The Framers of the Constitution wanted to create a government that was powerful enough to take care of business, but not so powerful that it could threaten tyranny. One key idea in designing such a powerful, but limited, government was the doctrine of separation of powers.
In old-fashioned monarchies, the key powers of government—the power to make the law, the power to enforce the law, and the power to judge the law—were all held by one person: the king. The king, claiming to rule by the direct authority of God, could do pretty much whatever he wanted. (Check out the story of King Henry VIII for one of your more gruesome reminders of why that probably wasn't the best idea!) In Britain, the center of power eventually moved from the royal family to the Parliament. But still, there was no division of powers; Parliament held not only the legislative power (like the US Congress) but also the executive and judicial powers. During the American Revolution, most folks on this side of the pond came to the conclusion that this concentration of power in Parliament had turned the British Empire into a tyrannical system of government. (James Madison, in fact, famously declared "the accumulation of powers" under such a system to be "the very definition of tyranny.")

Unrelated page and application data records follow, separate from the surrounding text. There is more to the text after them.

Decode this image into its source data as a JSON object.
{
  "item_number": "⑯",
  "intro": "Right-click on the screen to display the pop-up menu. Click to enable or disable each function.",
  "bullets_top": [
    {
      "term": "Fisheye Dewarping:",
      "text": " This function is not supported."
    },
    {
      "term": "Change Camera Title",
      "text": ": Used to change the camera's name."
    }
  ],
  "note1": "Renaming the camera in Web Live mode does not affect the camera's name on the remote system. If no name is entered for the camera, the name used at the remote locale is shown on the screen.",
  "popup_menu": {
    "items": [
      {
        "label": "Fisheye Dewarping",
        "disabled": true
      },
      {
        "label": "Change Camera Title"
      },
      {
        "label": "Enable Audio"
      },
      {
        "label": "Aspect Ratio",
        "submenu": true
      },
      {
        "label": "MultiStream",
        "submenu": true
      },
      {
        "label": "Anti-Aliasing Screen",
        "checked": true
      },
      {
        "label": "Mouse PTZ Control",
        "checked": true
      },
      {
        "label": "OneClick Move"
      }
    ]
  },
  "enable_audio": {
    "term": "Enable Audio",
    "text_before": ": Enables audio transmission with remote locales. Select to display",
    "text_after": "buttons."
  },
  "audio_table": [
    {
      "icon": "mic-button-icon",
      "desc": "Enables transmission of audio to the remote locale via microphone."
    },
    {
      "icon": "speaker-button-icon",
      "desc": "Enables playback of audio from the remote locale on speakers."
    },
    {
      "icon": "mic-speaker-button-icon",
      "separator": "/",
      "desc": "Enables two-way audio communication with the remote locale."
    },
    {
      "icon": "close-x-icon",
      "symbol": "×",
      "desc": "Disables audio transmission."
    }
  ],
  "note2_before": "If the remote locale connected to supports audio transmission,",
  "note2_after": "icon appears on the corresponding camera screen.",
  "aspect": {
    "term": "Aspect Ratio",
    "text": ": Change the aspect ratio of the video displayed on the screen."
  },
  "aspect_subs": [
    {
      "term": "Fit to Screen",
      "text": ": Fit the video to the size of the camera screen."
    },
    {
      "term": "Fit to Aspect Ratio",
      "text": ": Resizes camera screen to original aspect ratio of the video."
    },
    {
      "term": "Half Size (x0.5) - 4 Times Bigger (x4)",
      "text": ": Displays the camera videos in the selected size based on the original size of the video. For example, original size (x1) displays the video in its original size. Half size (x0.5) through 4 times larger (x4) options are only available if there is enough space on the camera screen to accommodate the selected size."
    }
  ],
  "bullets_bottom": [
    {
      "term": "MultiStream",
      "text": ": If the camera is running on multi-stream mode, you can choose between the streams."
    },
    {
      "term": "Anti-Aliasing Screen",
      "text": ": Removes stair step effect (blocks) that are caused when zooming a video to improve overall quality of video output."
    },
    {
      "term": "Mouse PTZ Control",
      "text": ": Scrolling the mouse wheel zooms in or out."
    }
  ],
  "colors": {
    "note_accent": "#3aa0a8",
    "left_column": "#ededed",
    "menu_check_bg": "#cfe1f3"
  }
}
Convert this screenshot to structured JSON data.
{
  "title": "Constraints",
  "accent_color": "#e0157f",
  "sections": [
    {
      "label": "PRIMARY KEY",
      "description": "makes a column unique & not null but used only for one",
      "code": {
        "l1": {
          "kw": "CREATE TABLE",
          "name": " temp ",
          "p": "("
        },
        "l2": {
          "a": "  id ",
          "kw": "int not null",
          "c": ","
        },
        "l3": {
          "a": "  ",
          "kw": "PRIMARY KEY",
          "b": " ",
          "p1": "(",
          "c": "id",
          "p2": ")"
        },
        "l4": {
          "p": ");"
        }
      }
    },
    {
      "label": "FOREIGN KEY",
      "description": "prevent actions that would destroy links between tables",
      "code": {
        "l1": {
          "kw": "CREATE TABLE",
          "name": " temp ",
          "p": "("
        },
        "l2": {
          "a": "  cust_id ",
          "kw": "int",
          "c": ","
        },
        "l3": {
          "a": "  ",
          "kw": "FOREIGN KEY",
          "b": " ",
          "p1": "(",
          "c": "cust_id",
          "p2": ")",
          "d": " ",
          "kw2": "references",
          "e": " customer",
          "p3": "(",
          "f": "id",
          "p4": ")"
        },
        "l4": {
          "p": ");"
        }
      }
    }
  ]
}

Thus when they designed the Constitution of the United States, the Framers insisted upon the separation of powers. Only the legislative branch (Congress) has the power to make law; only the executive branch, (the President) has the power to enforce and administer the law; only the judicial branch (the Supreme Court) has the power to judge and interpret the law.